* **What you have to do**
Scanning the entries below, copy every line that contains the word "kind".

* **Records provided**

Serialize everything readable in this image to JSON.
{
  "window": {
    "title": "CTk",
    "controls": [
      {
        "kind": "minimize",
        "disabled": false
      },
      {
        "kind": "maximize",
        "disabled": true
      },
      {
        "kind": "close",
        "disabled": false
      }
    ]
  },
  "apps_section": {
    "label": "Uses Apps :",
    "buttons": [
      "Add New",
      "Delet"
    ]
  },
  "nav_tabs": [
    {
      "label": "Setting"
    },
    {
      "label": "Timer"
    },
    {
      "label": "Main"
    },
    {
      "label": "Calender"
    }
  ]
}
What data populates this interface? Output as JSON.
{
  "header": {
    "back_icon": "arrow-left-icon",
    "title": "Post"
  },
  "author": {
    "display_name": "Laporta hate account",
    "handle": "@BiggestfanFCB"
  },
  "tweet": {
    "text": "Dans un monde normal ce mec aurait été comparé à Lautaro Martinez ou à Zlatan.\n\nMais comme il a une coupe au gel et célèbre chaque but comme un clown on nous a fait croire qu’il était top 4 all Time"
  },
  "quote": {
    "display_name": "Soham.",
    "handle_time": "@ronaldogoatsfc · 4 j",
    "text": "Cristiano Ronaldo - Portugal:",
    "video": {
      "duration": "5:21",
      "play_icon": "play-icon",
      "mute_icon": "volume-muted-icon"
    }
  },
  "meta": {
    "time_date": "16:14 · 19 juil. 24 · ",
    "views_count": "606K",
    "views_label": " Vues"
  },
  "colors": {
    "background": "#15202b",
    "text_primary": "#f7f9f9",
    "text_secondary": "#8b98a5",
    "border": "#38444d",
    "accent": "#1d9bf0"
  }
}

* **Final answer**
        "kind": "minimize",
        "kind": "maximize",
        "kind": "close",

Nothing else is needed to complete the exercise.